ABOUT THIS EXERCISE |
Determine how many lines in the records that follow hold the string "JSON". Only that number should be returned.

§

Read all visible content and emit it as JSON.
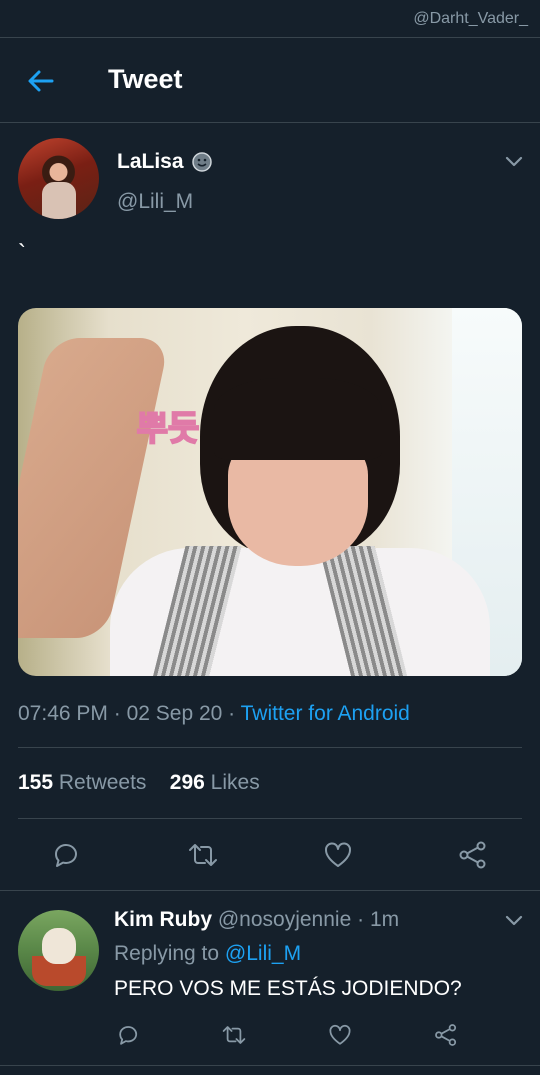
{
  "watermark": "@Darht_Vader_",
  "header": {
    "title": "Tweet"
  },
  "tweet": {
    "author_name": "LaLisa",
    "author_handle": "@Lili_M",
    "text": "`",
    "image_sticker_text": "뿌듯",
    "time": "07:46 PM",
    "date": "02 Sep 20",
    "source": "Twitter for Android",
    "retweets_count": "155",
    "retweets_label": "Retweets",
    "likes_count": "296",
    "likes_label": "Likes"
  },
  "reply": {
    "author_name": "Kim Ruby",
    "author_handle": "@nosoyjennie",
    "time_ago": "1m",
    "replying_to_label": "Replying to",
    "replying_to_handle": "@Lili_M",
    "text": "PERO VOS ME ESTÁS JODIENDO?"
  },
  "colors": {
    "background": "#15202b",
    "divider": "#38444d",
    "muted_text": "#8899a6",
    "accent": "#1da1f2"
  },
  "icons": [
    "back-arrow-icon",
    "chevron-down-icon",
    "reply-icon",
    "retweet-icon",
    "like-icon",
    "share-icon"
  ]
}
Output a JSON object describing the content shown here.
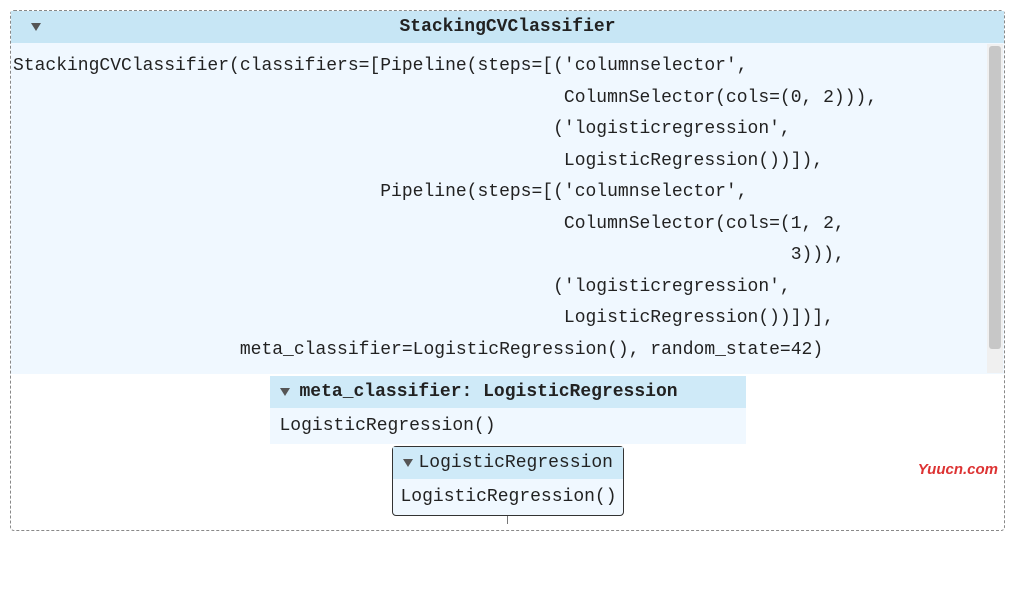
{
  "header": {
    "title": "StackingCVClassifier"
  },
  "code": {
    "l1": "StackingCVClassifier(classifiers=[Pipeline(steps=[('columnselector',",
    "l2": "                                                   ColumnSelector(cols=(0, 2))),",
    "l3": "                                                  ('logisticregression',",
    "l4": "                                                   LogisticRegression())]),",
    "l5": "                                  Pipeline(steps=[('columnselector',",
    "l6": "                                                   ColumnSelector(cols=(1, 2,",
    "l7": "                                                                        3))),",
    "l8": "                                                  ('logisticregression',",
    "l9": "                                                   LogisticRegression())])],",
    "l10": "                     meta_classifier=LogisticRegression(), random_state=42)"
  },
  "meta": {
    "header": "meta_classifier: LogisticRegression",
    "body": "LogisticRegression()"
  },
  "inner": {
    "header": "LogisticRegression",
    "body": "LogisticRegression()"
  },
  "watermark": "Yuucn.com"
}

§

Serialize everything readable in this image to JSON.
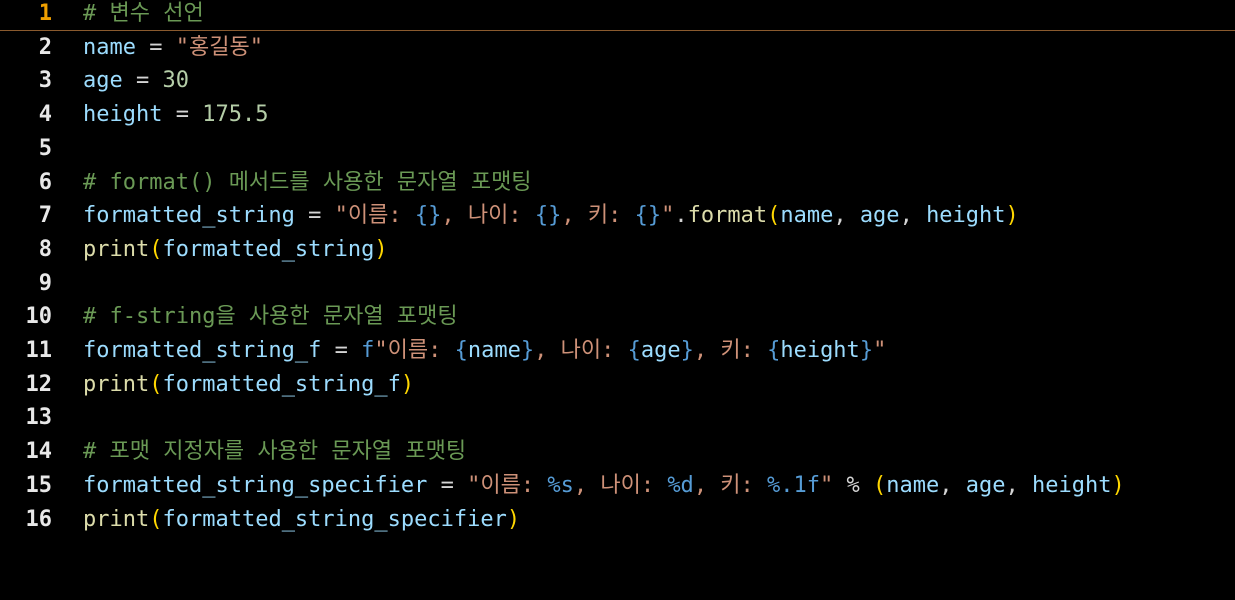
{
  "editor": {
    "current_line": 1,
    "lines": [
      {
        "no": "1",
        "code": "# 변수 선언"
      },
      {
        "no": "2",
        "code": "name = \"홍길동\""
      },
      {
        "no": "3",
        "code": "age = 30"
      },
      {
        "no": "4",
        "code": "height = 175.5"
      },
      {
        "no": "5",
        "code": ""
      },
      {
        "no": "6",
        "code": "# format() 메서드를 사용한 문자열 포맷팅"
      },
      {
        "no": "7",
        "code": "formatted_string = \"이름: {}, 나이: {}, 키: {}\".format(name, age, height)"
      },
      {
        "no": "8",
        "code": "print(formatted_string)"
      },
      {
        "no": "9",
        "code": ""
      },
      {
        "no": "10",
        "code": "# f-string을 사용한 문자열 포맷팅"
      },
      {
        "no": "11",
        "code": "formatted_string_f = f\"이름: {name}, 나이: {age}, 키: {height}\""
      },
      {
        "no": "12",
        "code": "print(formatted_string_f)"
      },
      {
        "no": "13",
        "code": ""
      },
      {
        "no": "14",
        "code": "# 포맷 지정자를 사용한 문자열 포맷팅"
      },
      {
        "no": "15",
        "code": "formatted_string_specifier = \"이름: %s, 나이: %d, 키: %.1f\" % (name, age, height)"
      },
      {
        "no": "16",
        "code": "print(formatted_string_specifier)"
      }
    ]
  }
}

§

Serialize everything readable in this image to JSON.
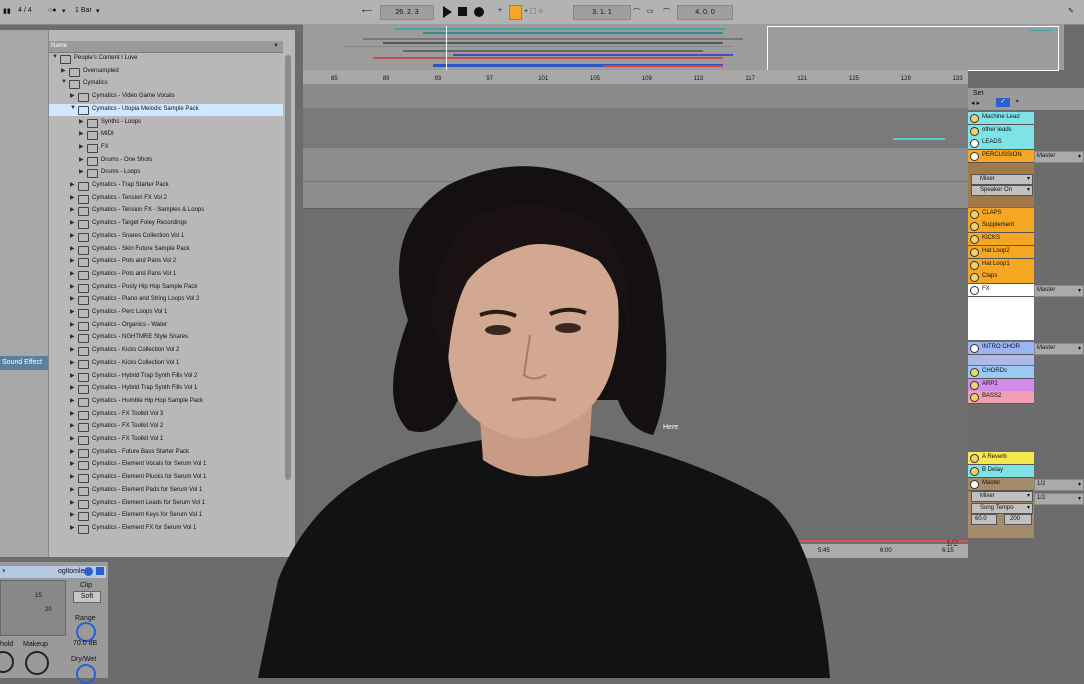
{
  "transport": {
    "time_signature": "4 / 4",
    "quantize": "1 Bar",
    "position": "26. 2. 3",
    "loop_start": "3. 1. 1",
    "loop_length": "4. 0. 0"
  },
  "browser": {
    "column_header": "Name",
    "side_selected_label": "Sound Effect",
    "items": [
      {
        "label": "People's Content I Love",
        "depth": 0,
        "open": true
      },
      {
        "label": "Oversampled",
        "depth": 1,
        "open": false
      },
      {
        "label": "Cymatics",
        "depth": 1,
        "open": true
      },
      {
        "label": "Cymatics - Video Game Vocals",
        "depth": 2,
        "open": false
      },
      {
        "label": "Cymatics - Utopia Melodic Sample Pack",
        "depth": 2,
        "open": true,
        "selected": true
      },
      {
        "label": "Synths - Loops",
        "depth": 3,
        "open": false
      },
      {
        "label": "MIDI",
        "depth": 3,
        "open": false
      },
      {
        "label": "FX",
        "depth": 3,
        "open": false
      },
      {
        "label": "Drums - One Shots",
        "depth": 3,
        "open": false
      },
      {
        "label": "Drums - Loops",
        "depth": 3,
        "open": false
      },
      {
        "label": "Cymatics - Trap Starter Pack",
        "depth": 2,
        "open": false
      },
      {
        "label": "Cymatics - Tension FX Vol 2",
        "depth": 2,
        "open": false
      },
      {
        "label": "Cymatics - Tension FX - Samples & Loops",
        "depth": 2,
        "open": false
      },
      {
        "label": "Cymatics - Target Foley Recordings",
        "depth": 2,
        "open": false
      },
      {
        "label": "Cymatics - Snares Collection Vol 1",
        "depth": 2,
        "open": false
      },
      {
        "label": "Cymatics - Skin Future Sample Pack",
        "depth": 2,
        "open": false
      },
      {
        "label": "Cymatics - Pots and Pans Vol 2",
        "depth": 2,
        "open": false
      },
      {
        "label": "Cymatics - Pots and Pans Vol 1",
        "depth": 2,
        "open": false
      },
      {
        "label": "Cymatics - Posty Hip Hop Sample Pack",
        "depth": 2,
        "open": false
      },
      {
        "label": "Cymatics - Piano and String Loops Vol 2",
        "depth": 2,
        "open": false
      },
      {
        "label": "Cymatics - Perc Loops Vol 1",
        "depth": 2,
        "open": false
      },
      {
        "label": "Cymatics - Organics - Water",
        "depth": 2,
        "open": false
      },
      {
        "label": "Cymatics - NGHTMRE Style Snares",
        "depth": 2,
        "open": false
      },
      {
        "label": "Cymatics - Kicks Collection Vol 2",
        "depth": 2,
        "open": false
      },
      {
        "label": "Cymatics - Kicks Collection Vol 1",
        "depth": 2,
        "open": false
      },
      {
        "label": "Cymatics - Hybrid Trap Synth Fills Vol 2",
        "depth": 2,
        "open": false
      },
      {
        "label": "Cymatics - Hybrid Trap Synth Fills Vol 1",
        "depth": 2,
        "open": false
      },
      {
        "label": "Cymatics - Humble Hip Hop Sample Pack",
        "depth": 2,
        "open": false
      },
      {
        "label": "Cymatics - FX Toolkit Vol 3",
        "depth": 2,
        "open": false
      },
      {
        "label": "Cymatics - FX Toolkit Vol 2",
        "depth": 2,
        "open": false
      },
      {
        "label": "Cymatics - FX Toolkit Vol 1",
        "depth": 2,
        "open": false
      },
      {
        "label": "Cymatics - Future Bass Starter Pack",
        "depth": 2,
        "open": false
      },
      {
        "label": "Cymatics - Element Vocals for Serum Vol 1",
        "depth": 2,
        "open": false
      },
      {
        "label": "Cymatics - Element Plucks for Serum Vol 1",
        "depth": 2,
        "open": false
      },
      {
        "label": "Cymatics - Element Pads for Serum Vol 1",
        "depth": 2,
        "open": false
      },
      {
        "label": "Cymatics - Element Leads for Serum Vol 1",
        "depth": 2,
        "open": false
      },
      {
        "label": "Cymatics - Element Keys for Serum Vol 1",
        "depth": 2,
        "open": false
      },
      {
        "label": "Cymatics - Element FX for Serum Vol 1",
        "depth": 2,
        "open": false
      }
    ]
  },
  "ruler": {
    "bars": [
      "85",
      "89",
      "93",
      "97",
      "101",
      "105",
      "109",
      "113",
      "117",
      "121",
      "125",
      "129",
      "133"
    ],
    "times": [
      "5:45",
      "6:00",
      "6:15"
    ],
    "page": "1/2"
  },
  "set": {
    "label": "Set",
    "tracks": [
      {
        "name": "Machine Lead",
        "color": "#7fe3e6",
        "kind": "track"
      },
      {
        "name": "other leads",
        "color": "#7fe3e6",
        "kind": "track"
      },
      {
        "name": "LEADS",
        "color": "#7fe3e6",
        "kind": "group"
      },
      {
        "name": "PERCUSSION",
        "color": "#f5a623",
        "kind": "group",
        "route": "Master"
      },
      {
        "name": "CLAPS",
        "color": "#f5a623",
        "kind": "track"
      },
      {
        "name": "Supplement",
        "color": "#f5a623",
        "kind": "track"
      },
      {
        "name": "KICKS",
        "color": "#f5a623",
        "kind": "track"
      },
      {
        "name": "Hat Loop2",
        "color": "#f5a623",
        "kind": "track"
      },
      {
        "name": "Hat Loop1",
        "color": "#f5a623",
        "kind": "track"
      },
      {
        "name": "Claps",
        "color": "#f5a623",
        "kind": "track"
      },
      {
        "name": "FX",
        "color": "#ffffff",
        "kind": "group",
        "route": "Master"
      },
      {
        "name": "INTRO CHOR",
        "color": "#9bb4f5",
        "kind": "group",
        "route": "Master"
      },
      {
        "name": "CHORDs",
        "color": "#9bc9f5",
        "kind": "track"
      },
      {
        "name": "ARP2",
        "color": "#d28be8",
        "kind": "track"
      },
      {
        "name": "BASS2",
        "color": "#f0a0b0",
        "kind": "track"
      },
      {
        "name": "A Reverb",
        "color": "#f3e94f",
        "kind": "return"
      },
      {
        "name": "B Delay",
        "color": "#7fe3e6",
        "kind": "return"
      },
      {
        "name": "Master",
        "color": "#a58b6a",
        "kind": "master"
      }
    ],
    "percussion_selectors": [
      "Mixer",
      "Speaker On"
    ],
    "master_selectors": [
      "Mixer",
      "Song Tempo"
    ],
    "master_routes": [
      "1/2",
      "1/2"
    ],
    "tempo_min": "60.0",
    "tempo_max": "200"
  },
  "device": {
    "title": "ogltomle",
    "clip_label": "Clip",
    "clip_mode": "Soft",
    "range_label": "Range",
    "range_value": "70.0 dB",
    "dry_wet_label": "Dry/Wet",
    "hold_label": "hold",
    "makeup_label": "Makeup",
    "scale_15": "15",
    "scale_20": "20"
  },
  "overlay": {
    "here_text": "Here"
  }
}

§

EXERCISE ANSWER |
4